We first wrote about duplicate content in 2017, and we’ve since updated this article with guidance around how Google in particular treats duplicate content.
A pair of words that copywriters will know well is “duplicate content”. Sadly it’s a bit of web jargon, but if we said the word “plagiarism” you might start to recall the risks of copying other people’s work from school or university days.
It’s interesting in our modern age that students’ assignments at university are now compared by their lecturers to Google’s search results to see if they have stolen people’s work from the web. And if you’re creating a website then be warned. Google will be doing the same to your site.
There’s a secondary issue you should also consider – which is duplicating content on your own website. After all, if you have a great piece of content it may appear in different sections of the website.
How to avoid duplicate content
Google calls it “duplicate content” and since Google aims to provide quality, relevant results. It frowns on sites that share the same content. At the risk of putting duplicate content in this blog, let me tell you what Google says on this:
“Something like 25-30% of all the web’s content is duplicate,” said Matt Cutts, who was Google’s head of web spam back in 2017. He went on to say that Google accepts that it’s something that happens, “for example if you were to quote a paragraph from another blog on your website”. He adds that Google does not automatically assume that your website is spam unless your website is composed mainly or entirely from content found elsewhere. But if your website is not the first to publish content, Google will ‘group’ duplicated content together and will only show the original version in its search results.
So, by copying other people’s copy and content you risk not being displayed in search results. At worst Google will delist your site altogether.
Of course stealing another writer’s content is not morally right. Worse still, there’s copyright in the words someone uses, and you may be breaching the law by copying.
That’s where Copywriter UK comes in. We can help you write fresh, appealing content. This not only reflects well on your business, but will appeal to Google.
Duplicate content of your own copyright
Where you have a great piece of content, it can often be useful in various contexts.

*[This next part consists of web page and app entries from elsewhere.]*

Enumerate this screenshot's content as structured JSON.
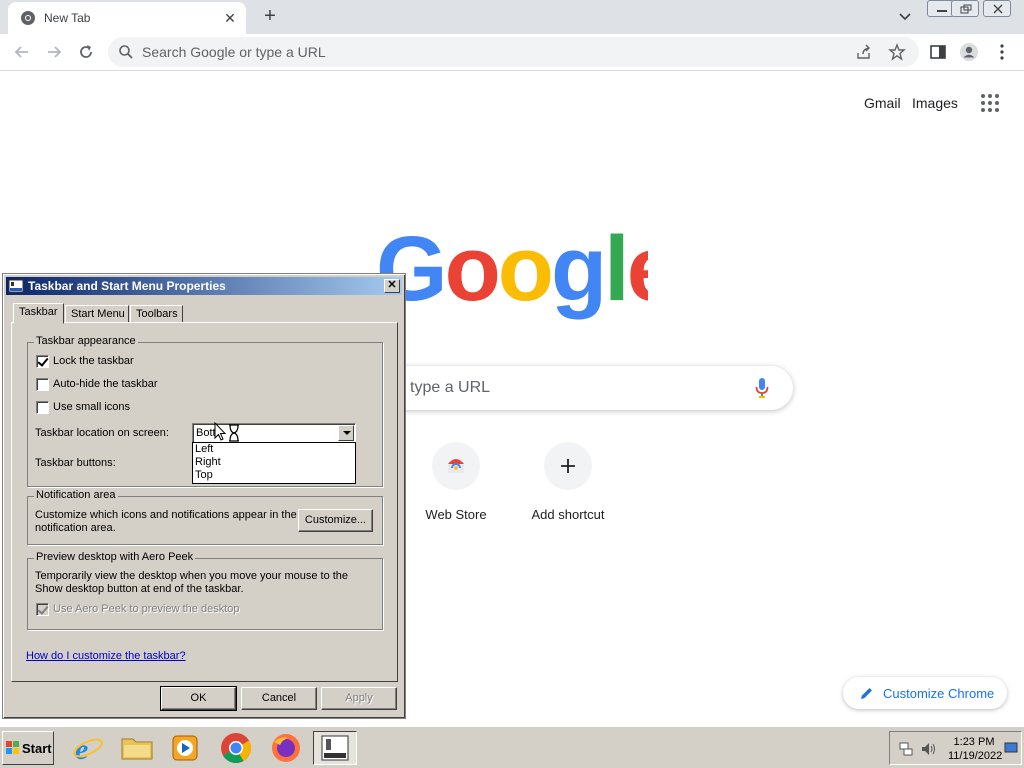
{
  "browser": {
    "tab_title": "New Tab",
    "omnibox_placeholder": "Search Google or type a URL"
  },
  "ntp": {
    "gmail": "Gmail",
    "images": "Images",
    "search_placeholder": "type a URL",
    "shortcuts": [
      {
        "label": "Web Store"
      },
      {
        "label": "Add shortcut"
      }
    ],
    "customize_label": "Customize Chrome"
  },
  "dialog": {
    "title": "Taskbar and Start Menu Properties",
    "tabs": [
      "Taskbar",
      "Start Menu",
      "Toolbars"
    ],
    "appearance": {
      "legend": "Taskbar appearance",
      "lock": {
        "label": "Lock the taskbar",
        "checked": true
      },
      "autohide": {
        "label": "Auto-hide the taskbar",
        "checked": false
      },
      "small_icons": {
        "label": "Use small icons",
        "checked": false
      },
      "location_label": "Taskbar location on screen:",
      "location_value": "Botto",
      "location_options": [
        "Left",
        "Right",
        "Top"
      ],
      "buttons_label": "Taskbar buttons:"
    },
    "notification": {
      "legend": "Notification area",
      "text": "Customize which icons and notifications appear in the notification area.",
      "button": "Customize..."
    },
    "peek": {
      "legend": "Preview desktop with Aero Peek",
      "text": "Temporarily view the desktop when you move your mouse to the Show desktop button at end of the taskbar.",
      "checkbox_label": "Use Aero Peek to preview the desktop"
    },
    "help_link": "How do I customize the taskbar?",
    "ok": "OK",
    "cancel": "Cancel",
    "apply": "Apply"
  },
  "taskbar": {
    "start_label": "Start",
    "time": "1:23 PM",
    "date": "11/19/2022"
  }
}
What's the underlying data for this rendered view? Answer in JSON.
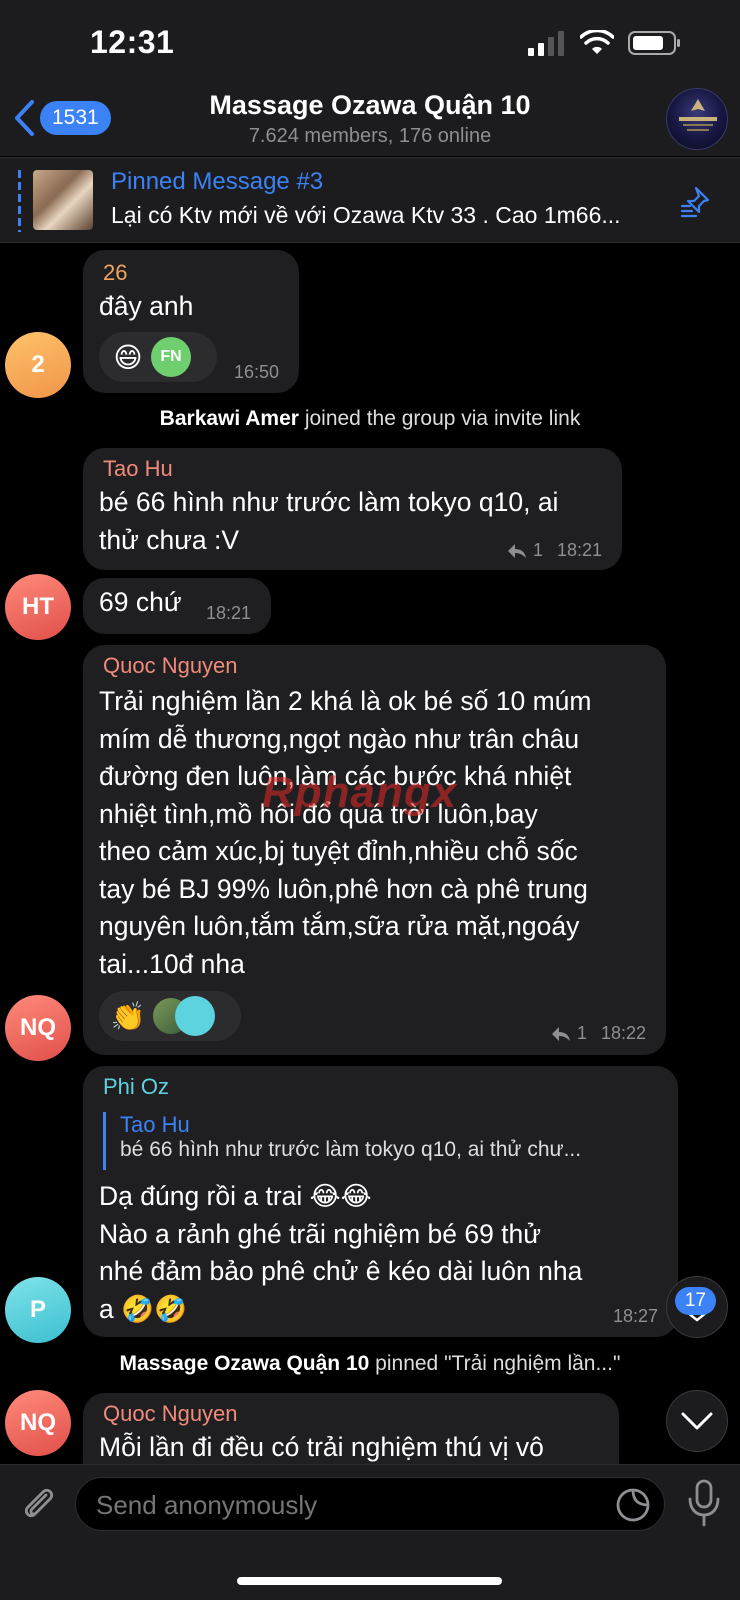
{
  "status_bar": {
    "time": "12:31"
  },
  "header": {
    "back_count": "1531",
    "title": "Massage Ozawa Quận 10",
    "subtitle": "7.624 members, 176 online"
  },
  "pinned": {
    "title": "Pinned Message #3",
    "text": "Lại có Ktv mới về với Ozawa Ktv 33 . Cao 1m66..."
  },
  "messages": [
    {
      "sender": "26",
      "text": "đây anh",
      "time": "16:50",
      "avatar": "2",
      "reaction_avatar": "FN"
    },
    {
      "service": {
        "name": "Barkawi Amer",
        "action": "joined the group via invite link"
      }
    },
    {
      "sender": "Tao Hu",
      "text_lines": [
        "bé 66 hình như trước làm tokyo q10, ai",
        "thử chưa :V"
      ],
      "replies": "1",
      "time": "18:21"
    },
    {
      "text": "69 chứ",
      "time": "18:21",
      "avatar": "HT"
    },
    {
      "sender": "Quoc Nguyen",
      "text_lines": [
        "Trải nghiệm lần 2 khá là ok bé số 10 múm",
        "mím dễ thương,ngọt ngào như trân châu",
        "đường đen luôn,làm các bước khá nhiệt",
        "nhiệt tình,mồ hôi đổ quá trời luôn,bay",
        "theo cảm xúc,bj tuyệt đỉnh,nhiều chỗ sốc",
        "tay bé BJ 99% luôn,phê hơn cà phê trung",
        "nguyên luôn,tắm tắm,sữa rửa mặt,ngoáy",
        "tai...10đ nha"
      ],
      "replies": "1",
      "time": "18:22",
      "avatar": "NQ"
    },
    {
      "sender": "Phi Oz",
      "reply_to": {
        "sender": "Tao Hu",
        "text": "bé 66 hình như trước làm tokyo q10, ai thử chư..."
      },
      "text_lines": [
        "Dạ đúng rồi a trai 😂😂",
        "Nào a rảnh  ghé trãi nghiệm bé 69 thử",
        "nhé đảm bảo phê chử ê kéo dài luôn nha",
        "a 🤣🤣"
      ],
      "time": "18:27",
      "avatar": "P"
    },
    {
      "service": {
        "name": "Massage Ozawa Quận 10",
        "action": "pinned \"Trải nghiệm lần...\""
      }
    },
    {
      "sender": "Quoc Nguyen",
      "text": "Mỗi lần đi đều có trải nghiệm thú vị vô",
      "avatar": "NQ"
    }
  ],
  "floating": {
    "reactions_count": "17"
  },
  "input": {
    "placeholder": "Send anonymously"
  },
  "watermark": "Rphangx",
  "colors": {
    "accent": "#3b82f6",
    "bubble": "#1f1f21",
    "sender_orange": "#f0a35e",
    "sender_salmon": "#f08a7a",
    "sender_cyan": "#5ed3e0"
  }
}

For example, we have ISO certification for copywriting. But we’re also certified for PR services. The benefits of the ISO are slightly different, but much of the ISO content is the same. We may want to have two virtually identical ISO pages – one under our copywriting menu, and one under PR.
We haven’t done this to manipulate Google, but only to communicate effectively to our potential customers. Google may not penalise us for this – although it may make a mistake and assume you’re acting unfairly. It could then delist you. Similarly, it may make its own decisions on which pages to index – and these may not be the pages you want listed. The best thing to do is to use the “canonical” tag to tell Google exactly what you’re doing, and which it should consider to be the content that should be indexed.
Google provides some guidance on this. Again, if you are confused our Oxygen web developers will be able to help.